> AIM OF THE TASK: Output every line of the data exactly as it appears.

(Records contained in a dataset)
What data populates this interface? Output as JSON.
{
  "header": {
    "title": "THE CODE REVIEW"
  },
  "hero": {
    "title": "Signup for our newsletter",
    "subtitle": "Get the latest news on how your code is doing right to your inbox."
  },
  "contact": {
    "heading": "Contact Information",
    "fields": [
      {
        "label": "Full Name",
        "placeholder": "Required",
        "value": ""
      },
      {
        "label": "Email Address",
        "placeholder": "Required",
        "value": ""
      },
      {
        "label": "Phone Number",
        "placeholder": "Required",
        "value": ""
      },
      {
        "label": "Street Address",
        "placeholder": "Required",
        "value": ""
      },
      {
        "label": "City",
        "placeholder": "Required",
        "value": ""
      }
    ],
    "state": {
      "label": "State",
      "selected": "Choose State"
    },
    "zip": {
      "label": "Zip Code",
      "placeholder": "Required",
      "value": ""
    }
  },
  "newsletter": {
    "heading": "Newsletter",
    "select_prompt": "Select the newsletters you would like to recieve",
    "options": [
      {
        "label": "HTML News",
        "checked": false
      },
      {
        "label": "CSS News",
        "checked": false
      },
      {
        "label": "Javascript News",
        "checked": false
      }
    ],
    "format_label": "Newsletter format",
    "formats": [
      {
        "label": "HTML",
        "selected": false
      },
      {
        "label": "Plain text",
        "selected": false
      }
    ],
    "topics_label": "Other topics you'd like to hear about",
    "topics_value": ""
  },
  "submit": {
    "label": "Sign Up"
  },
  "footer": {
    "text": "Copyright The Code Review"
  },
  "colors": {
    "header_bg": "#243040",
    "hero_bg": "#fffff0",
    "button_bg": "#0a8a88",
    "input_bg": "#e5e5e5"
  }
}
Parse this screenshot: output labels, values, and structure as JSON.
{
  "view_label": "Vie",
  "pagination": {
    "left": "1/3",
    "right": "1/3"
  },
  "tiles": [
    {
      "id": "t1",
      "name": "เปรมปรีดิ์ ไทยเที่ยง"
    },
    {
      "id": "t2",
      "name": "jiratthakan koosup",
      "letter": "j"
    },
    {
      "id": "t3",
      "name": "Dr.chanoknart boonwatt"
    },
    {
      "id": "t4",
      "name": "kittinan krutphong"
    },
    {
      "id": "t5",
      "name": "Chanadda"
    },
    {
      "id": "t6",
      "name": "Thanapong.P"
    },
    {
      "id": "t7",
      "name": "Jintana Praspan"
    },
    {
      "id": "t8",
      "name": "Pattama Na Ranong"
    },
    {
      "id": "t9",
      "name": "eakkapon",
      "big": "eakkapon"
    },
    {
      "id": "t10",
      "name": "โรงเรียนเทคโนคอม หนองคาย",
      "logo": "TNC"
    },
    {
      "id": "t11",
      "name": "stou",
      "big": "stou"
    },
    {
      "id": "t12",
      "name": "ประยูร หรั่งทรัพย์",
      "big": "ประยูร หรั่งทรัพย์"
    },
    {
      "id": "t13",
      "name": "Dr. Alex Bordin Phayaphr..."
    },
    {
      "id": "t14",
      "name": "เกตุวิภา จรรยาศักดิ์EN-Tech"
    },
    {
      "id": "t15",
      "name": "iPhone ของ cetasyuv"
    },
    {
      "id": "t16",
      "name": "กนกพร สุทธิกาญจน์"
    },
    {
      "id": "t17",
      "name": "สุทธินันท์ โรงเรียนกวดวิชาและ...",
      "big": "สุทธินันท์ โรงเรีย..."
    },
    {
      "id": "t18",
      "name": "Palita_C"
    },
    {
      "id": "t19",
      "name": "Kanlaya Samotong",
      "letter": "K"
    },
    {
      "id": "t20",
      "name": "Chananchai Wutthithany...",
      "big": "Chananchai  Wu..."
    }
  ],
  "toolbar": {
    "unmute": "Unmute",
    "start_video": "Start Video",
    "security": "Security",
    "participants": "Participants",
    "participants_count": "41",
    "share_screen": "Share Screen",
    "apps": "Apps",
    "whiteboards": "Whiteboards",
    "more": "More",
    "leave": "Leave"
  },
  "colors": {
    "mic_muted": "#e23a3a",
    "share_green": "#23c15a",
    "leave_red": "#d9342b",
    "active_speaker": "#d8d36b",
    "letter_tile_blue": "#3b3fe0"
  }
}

> SOLUTION:
What data populates this interface? Output as JSON.
{
  "header": {
    "title": "THE CODE REVIEW"
  },
  "hero": {
    "title": "Signup for our newsletter",
    "subtitle": "Get the latest news on how your code is doing right to your inbox."
  },
  "contact": {
    "heading": "Contact Information",
    "fields": [
      {
        "label": "Full Name",
        "placeholder": "Required",
        "value": ""
      },
      {
        "label": "Email Address",
        "placeholder": "Required",
        "value": ""
      },
      {
        "label": "Phone Number",
        "placeholder": "Required",
        "value": ""
      },
      {
        "label": "Street Address",
        "placeholder": "Required",
        "value": ""
      },
      {
        "label": "City",
        "placeholder": "Required",
        "value": ""
      }
    ],
    "state": {
      "label": "State",
      "selected": "Choose State"
    },
    "zip": {
      "label": "Zip Code",
      "placeholder": "Required",
      "value": ""
    }
  },
  "newsletter": {
    "heading": "Newsletter",
    "select_prompt": "Select the newsletters you would like to recieve",
    "options": [
      {
        "label": "HTML News",
        "checked": false
      },
      {
        "label": "CSS News",
        "checked": false
      },
      {
        "label": "Javascript News",
        "checked": false
      }
    ],
    "format_label": "Newsletter format",
    "formats": [
      {
        "label": "HTML",
        "selected": false
      },
      {
        "label": "Plain text",
        "selected": false
      }
    ],
    "topics_label": "Other topics you'd like to hear about",
    "topics_value": ""
  },
  "submit": {
    "label": "Sign Up"
  },
  "footer": {
    "text": "Copyright The Code Review"
  },
  "colors": {
    "header_bg": "#243040",
    "hero_bg": "#fffff0",
    "button_bg": "#0a8a88",
    "input_bg": "#e5e5e5"
  }
}
Parse this screenshot: output labels, values, and structure as JSON.
{
  "view_label": "Vie",
  "pagination": {
    "left": "1/3",
    "right": "1/3"
  },
  "tiles": [
    {
      "id": "t1",
      "name": "เปรมปรีดิ์ ไทยเที่ยง"
    },
    {
      "id": "t2",
      "name": "jiratthakan koosup",
      "letter": "j"
    },
    {
      "id": "t3",
      "name": "Dr.chanoknart boonwatt"
    },
    {
      "id": "t4",
      "name": "kittinan krutphong"
    },
    {
      "id": "t5",
      "name": "Chanadda"
    },
    {
      "id": "t6",
      "name": "Thanapong.P"
    },
    {
      "id": "t7",
      "name": "Jintana Praspan"
    },
    {
      "id": "t8",
      "name": "Pattama Na Ranong"
    },
    {
      "id": "t9",
      "name": "eakkapon",
      "big": "eakkapon"
    },
    {
      "id": "t10",
      "name": "โรงเรียนเทคโนคอม หนองคาย",
      "logo": "TNC"
    },
    {
      "id": "t11",
      "name": "stou",
      "big": "stou"
    },
    {
      "id": "t12",
      "name": "ประยูร หรั่งทรัพย์",
      "big": "ประยูร หรั่งทรัพย์"
    },
    {
      "id": "t13",
      "name": "Dr. Alex Bordin Phayaphr..."
    },
    {
      "id": "t14",
      "name": "เกตุวิภา จรรยาศักดิ์EN-Tech"
    },
    {
      "id": "t15",
      "name": "iPhone ของ cetasyuv"
    },
    {
      "id": "t16",
      "name": "กนกพร สุทธิกาญจน์"
    },
    {
      "id": "t17",
      "name": "สุทธินันท์ โรงเรียนกวดวิชาและ...",
      "big": "สุทธินันท์ โรงเรีย..."
    },
    {
      "id": "t18",
      "name": "Palita_C"
    },
    {
      "id": "t19",
      "name": "Kanlaya Samotong",
      "letter": "K"
    },
    {
      "id": "t20",
      "name": "Chananchai Wutthithany...",
      "big": "Chananchai  Wu..."
    }
  ],
  "toolbar": {
    "unmute": "Unmute",
    "start_video": "Start Video",
    "security": "Security",
    "participants": "Participants",
    "participants_count": "41",
    "share_screen": "Share Screen",
    "apps": "Apps",
    "whiteboards": "Whiteboards",
    "more": "More",
    "leave": "Leave"
  },
  "colors": {
    "mic_muted": "#e23a3a",
    "share_green": "#23c15a",
    "leave_red": "#d9342b",
    "active_speaker": "#d8d36b",
    "letter_tile_blue": "#3b3fe0"
  }
}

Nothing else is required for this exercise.